One big job was to clean the house from top to bottom, which meant scrubbing the old wood floors, dusting, and putting her good sheets on the beds. Out would come the prettiest pillowcases and pillows to go on top of the beds. Her kitchen would be put straight and ready for baking. Ma was such an organized housekeeper that this preparation didn’t take a lot of time. At Ma’s house, everything had a place and it was always kept there. I could be blindfolded and find anything in that old house.
Ma always sent Pa to the nearest little grocery, which was four miles away, for the special needs for her baking. She wanted those wonderful, big coconuts which I found out later, after I owned a grocery, were from the Philippines as opposed to the smaller, dark coconuts from Mexico. She also needed cans of crushed pineapple, fresh vanilla flavoring from the Raleigh man, fresh oranges, lots of sugar and many other things that I have probably forgotten. She made coconut cakes, orange cakes and pineapple cakes but that was to be done just a very few days before the big day.
One chore I really loved to do and which she always saved for me was grating the coconut. I knew how to bore holes in the coconut, drain the juice for later use, peel the white meat inside and then grate it on an old grater. Ma would inspect it every few minutes because I always grated my fingers, too and she would pick out a little bloody spot and make me give up the job. The reason I loved to grate her coconuts was that I got to eat the tiny pieces that were too little to grate. I wonder what Ma would think of putting the coconut through a food processor. I doubt that she would have used one.

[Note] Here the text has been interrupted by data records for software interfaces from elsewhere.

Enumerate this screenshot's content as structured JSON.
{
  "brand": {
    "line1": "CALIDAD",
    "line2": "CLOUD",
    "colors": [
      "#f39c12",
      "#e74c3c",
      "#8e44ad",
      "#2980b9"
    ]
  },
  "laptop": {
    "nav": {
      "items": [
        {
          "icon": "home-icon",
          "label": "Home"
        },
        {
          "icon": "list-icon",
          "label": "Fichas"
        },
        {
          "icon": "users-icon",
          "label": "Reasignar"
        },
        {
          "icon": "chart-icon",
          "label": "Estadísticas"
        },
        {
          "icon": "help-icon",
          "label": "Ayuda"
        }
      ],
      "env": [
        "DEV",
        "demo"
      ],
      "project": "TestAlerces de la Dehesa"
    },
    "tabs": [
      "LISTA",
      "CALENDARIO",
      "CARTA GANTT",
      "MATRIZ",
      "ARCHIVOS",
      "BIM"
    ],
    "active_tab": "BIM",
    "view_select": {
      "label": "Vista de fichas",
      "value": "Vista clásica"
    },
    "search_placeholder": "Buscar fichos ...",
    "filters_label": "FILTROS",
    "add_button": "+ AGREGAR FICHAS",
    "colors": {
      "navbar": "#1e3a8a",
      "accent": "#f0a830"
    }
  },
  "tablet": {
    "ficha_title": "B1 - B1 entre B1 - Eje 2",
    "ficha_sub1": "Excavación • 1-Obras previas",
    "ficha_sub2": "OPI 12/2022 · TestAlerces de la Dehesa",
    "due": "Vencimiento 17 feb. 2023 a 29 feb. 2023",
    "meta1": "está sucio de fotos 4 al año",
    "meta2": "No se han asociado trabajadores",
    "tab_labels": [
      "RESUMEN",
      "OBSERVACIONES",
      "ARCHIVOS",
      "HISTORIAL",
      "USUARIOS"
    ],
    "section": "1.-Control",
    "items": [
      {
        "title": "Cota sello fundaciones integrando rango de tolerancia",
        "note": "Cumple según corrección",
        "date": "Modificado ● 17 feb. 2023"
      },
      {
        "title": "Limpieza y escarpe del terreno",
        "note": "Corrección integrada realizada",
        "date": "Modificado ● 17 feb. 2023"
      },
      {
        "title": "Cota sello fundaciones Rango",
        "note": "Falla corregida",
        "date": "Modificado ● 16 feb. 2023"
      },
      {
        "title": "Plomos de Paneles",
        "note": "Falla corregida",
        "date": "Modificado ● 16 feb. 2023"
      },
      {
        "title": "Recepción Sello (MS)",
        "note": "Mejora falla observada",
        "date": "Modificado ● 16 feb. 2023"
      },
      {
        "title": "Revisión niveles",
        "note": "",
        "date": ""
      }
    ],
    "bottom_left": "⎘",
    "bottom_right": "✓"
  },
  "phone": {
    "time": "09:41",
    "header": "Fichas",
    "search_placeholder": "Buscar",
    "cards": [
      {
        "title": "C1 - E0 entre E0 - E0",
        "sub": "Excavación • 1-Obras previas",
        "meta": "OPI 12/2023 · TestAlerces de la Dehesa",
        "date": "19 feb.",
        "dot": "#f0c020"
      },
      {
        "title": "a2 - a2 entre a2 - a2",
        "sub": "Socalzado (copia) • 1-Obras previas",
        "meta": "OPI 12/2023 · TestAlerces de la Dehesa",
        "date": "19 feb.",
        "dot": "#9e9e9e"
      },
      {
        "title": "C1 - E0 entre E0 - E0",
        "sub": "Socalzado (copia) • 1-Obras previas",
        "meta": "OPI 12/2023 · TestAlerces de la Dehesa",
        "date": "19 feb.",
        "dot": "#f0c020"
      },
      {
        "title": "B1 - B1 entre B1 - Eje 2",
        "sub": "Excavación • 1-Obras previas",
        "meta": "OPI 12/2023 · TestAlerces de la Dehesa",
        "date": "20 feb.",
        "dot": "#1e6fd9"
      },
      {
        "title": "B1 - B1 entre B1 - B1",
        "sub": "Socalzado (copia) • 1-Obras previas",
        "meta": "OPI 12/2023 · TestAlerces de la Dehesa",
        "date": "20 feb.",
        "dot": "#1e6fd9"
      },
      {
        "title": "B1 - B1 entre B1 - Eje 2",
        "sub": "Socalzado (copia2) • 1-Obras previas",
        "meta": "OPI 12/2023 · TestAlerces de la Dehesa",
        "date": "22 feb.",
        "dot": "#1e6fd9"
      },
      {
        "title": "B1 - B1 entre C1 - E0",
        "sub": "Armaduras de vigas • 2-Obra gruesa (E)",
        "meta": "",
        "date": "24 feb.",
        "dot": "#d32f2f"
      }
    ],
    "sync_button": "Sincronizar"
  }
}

Ma was the greatest cook I have ever known and her cakes were known throughout the family and friends as the best. If I could manage to be at their house when she was baking her cakes, I loved to “lick the bowls”.
But Christmas would be over too soon, as at your house, and, after two or three days, we all went home to store memories till another Christmas. Those two dear grandparents were the sweetest, gentlest people in the world. I can never remember either of them saying, “Now you run along, Rosie, I’m busy” or, ‘Now, Honey, you are in the way. Go on out to play.” I cherish the memories of these two wonderful grandparents and the Christmases of long ago.
Please feel free to call me at 270-522-3632 or write to Ronella Stagner, 137 Main St., Cadiz, KY 42211.